## [Directions for this task]
Gather every line of the entries that includes the word "points".

[Stored records]
+++++
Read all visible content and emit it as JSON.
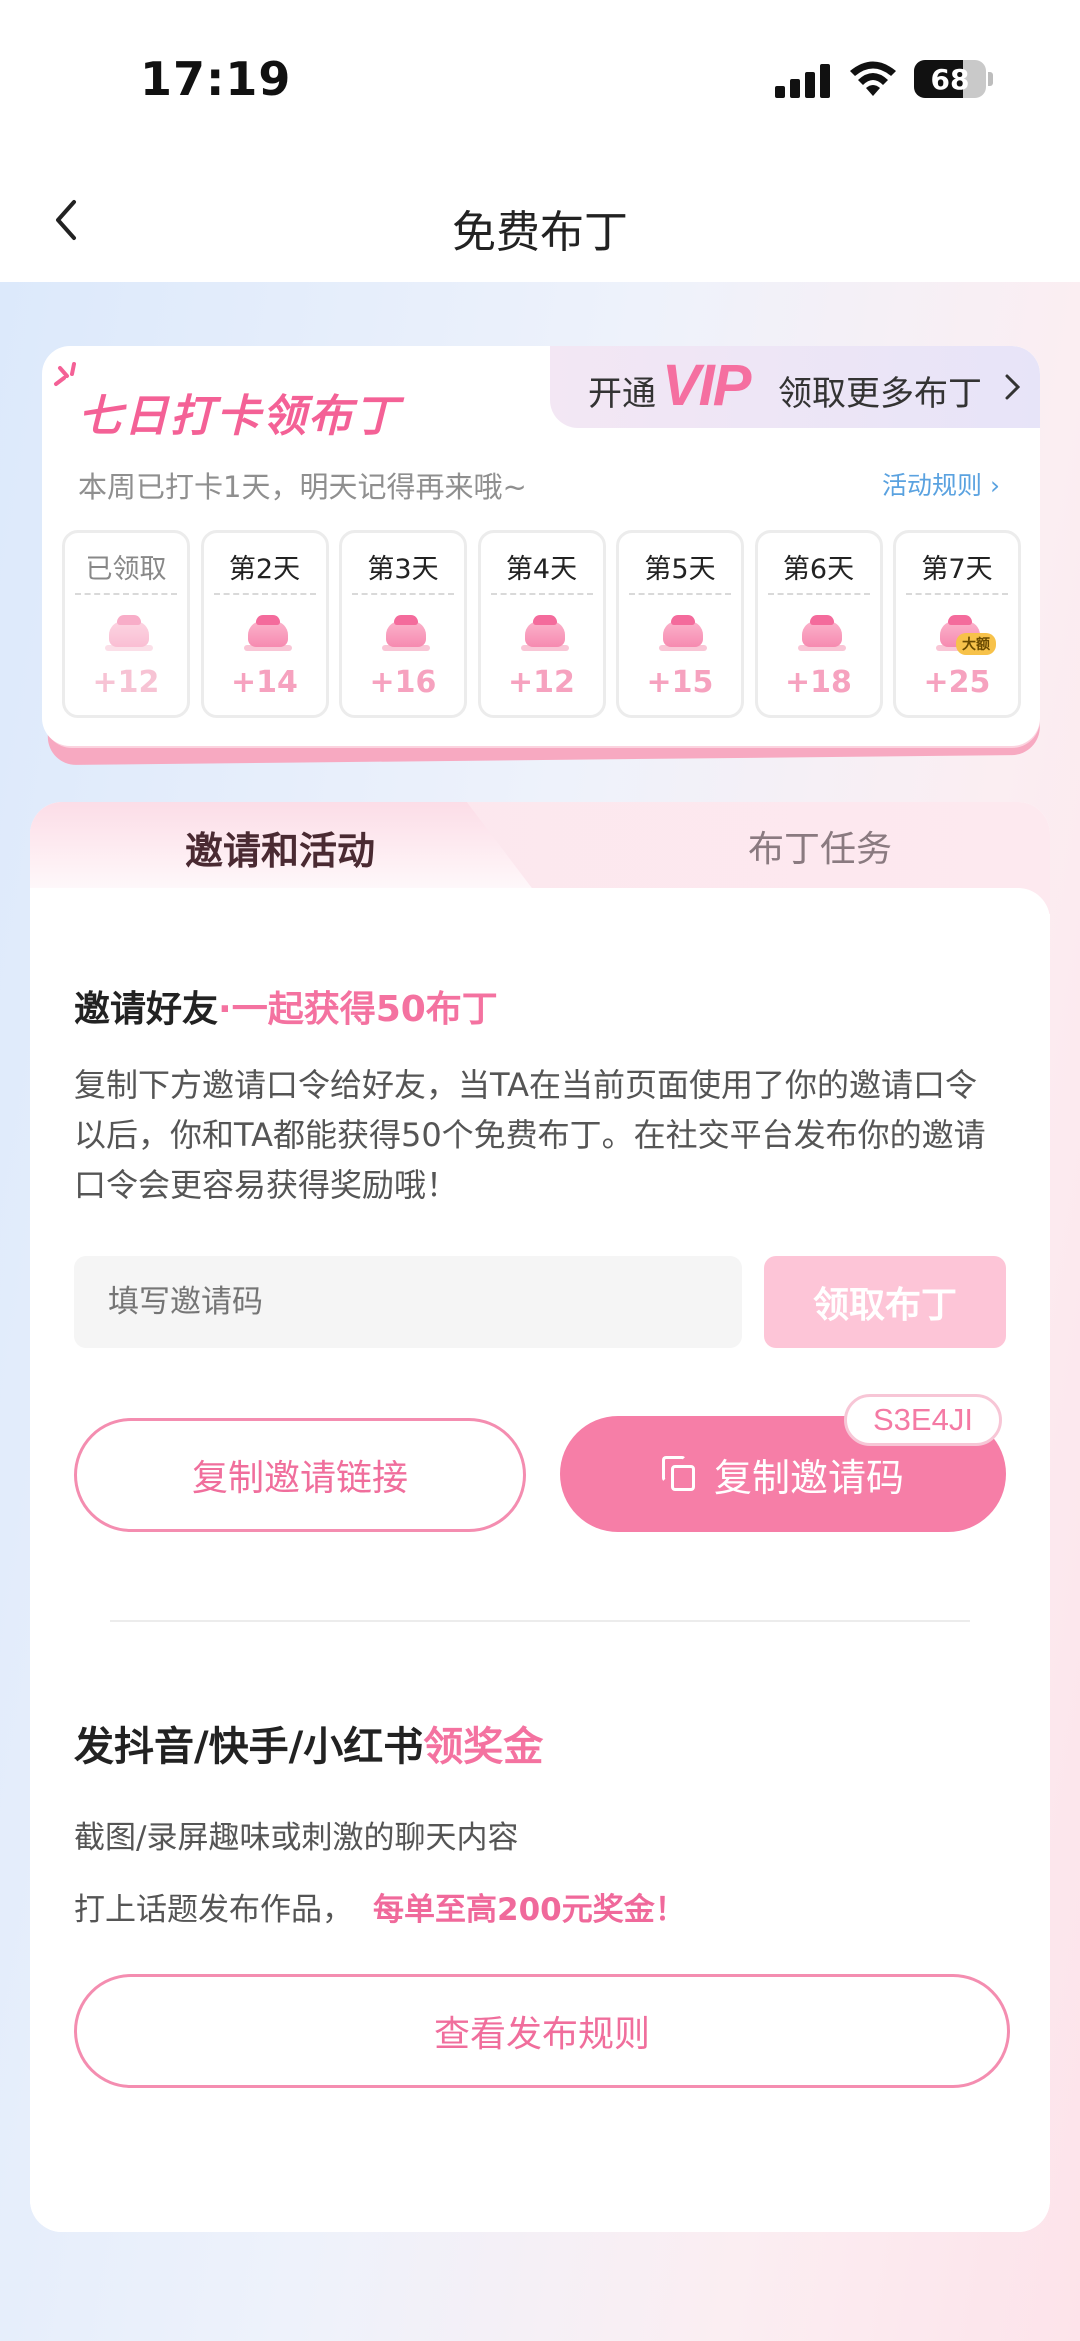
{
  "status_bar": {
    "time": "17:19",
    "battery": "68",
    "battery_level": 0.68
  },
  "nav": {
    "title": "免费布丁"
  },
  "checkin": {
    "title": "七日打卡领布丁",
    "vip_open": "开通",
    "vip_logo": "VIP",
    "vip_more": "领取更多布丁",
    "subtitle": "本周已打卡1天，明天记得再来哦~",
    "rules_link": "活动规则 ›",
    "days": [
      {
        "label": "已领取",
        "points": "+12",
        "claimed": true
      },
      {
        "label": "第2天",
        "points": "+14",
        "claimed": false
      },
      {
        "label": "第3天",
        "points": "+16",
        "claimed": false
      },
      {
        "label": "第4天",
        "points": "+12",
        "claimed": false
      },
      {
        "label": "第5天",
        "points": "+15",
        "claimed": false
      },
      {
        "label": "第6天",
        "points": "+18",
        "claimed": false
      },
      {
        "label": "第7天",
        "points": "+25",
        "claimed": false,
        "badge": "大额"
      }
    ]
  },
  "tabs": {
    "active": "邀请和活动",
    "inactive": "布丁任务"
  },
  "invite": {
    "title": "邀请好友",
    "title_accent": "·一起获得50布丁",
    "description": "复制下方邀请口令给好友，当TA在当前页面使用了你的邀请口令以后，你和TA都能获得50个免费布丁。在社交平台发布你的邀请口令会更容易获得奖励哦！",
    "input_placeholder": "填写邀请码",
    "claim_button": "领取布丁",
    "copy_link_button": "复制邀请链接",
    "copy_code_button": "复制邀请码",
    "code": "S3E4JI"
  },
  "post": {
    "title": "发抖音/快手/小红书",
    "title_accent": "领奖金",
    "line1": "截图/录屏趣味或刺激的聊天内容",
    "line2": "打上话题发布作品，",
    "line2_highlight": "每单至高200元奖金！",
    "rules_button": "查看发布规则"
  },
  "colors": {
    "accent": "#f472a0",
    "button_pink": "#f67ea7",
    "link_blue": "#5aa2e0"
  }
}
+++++
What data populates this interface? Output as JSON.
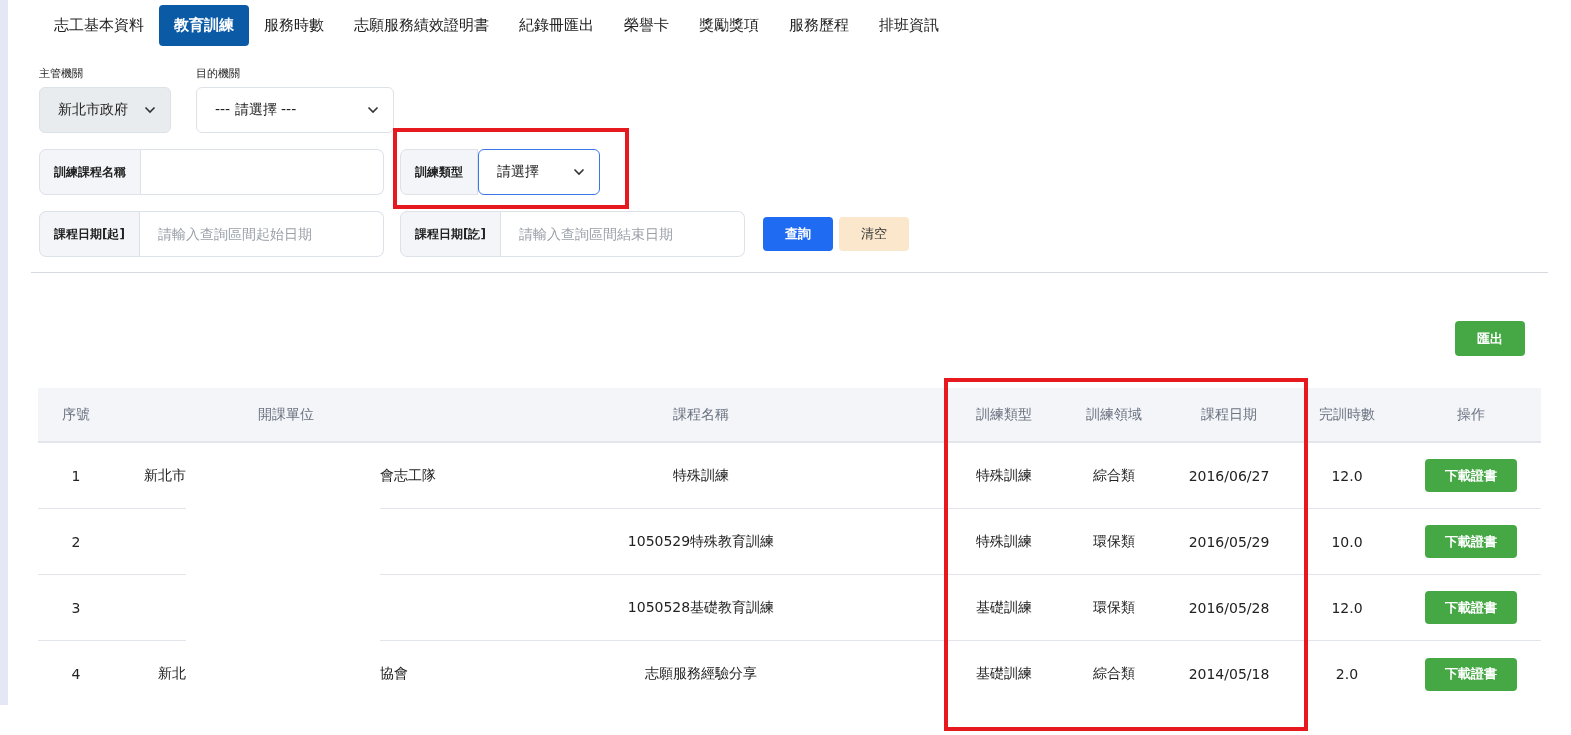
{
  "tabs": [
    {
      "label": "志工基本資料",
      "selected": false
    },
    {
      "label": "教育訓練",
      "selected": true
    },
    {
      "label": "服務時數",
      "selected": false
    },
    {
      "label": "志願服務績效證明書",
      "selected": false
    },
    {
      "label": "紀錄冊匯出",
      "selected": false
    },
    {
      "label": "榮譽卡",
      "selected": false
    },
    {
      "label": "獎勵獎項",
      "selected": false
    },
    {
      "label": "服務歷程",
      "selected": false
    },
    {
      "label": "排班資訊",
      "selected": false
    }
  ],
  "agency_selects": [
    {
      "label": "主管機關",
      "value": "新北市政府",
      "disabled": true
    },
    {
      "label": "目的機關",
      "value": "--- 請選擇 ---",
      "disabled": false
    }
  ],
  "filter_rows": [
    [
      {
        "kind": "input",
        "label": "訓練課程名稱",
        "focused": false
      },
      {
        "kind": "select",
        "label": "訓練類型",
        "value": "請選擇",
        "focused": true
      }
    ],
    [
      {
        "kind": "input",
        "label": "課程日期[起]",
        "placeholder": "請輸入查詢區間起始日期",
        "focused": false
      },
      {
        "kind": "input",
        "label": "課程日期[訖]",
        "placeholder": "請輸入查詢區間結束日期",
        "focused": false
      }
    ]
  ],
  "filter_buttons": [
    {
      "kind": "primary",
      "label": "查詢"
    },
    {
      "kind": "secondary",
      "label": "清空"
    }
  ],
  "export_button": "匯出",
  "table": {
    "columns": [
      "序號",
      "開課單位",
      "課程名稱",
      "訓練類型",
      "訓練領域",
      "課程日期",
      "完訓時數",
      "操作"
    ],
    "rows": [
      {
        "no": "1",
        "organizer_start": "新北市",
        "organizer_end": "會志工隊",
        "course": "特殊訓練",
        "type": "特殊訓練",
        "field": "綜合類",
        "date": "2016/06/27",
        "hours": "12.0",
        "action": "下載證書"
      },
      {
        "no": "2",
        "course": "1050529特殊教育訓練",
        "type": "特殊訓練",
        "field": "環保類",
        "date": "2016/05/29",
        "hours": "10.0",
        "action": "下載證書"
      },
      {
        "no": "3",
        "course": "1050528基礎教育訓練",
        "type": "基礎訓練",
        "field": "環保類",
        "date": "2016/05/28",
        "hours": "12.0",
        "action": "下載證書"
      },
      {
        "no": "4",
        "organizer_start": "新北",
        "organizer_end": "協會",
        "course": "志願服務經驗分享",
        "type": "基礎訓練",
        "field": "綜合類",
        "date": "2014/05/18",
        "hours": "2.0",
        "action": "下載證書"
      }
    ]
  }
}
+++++
## [Answer]
        "points": "+12",
        "points": "+14",
        "points": "+16",
        "points": "+12",
        "points": "+15",
        "points": "+18",
        "points": "+25",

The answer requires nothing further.